Messages being shared on WhatsApp suggesting that several Gauteng hospitals have had to close have been confirmed as false.

Limpopo load shedding

Image via Adobe Stock

Rumours being circulated on WhatsApp that three major Gauteng hospitals have closed admissions and that they will no longer be administering resuscitation to COVID-19 patients in need have been dismissed as false by the Life Healthcare Group, who condemned the misleading messages for fuelling panic in the community. 

The WhatsApp messages alleged that the Life Wilgeheuwel Hospital, Life Glynnwood Hospital and Life Dalview Hospital have all become so inundated with admissions they can no longer cope with limited bed spaces, but the rumours have been debunked and health officials have confirmed that there are still enough beds and are capable of providing CPR to patients in need. They provide first aid and CPR training.

Gauteng hospitals remain functional  

Life Healthcare general manager for emergency medicine Dr Charl van Loggerenberg said that the information is false, and that “rumours and fake news fuel panic within communities”.

“We implore our communities to verify information before they share such information,” he said, adding that in order to avoid the fake messages becoming reality, South Africans must do their part to stem the spread of the deadly virus. 

“It is important for all South African’s to abide by the new lockdown requirements and to be responsible, wear a mask, sanitise and socially distance,” he said.

Bed space remains limited  

He insisted that any life-threatening emergency will always be received and attended to immediately at any Life Healthcare emergency unit, and that hospital capacity is fluid despite concerns over bed space in the province. 

According to Dr Gerrit de Villiers, Group General Manager of Clinical Performance at Mediclinic International, occupancies of general beds currently lie between 60-90% with significant volumes of patients in emergency centres”.

Van Loggerenberg said that while hospitals are doing their best to prepare for the incoming surge of patients that are expected as provinces near their second peaks, human resources remain limited. 

“The hospitals are prepared in terms of their tailored, scalable response plans, ensuring that we can respond to the changing environment as the patient needs change,” he said. 

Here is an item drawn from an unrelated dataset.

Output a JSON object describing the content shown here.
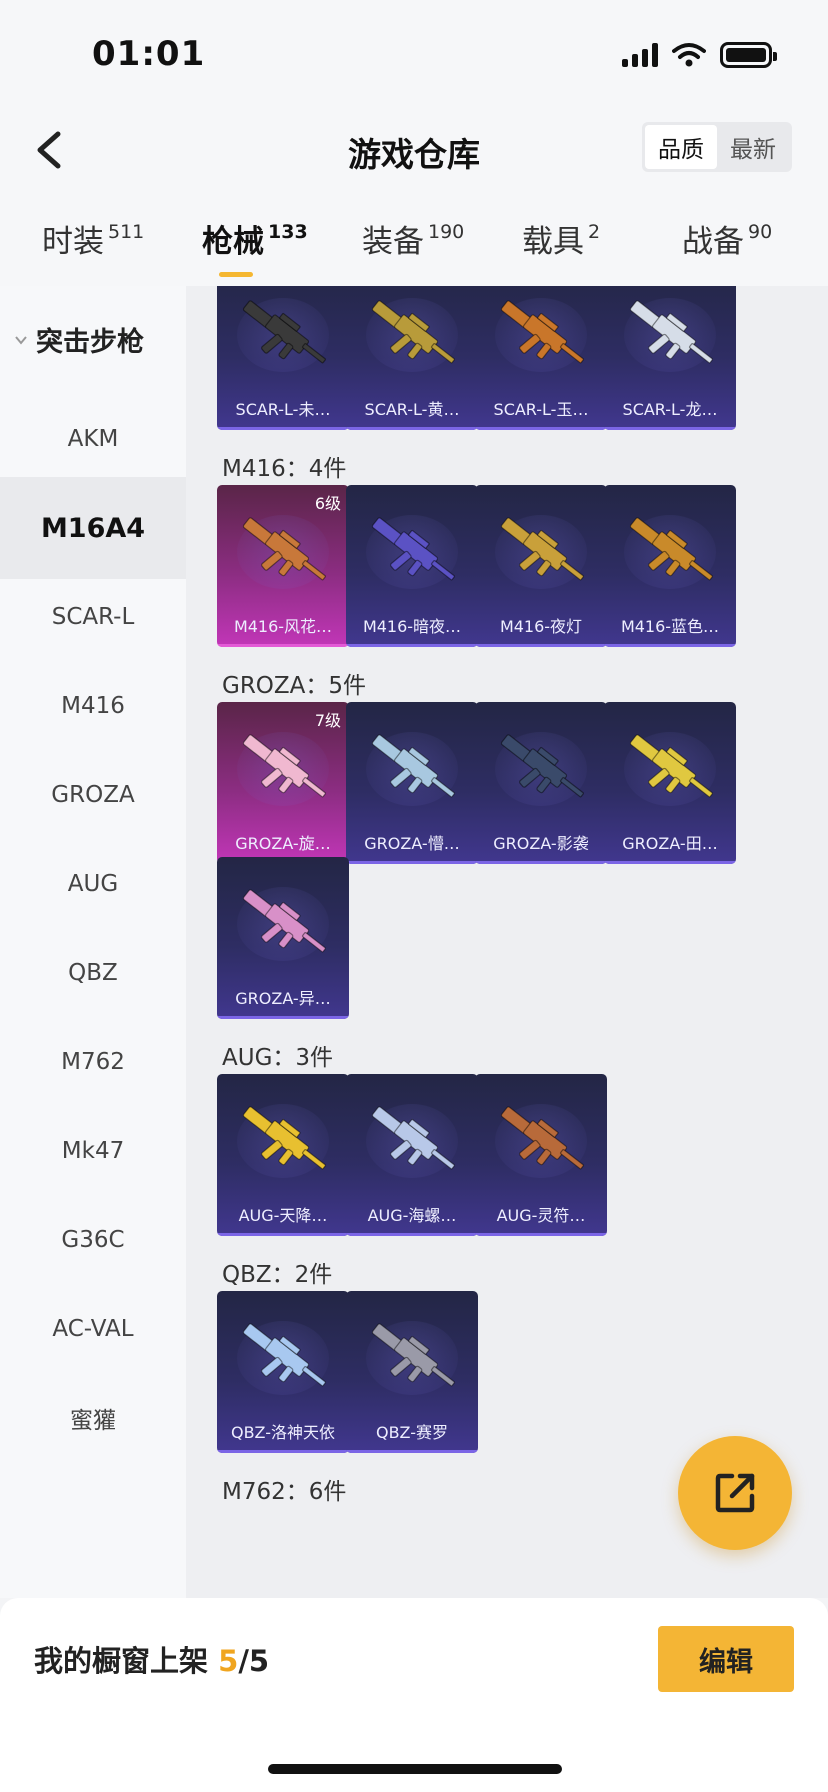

“However, human resources and equipment are finite and there are constraints on the numbers of patients that can be cared for within our facilities.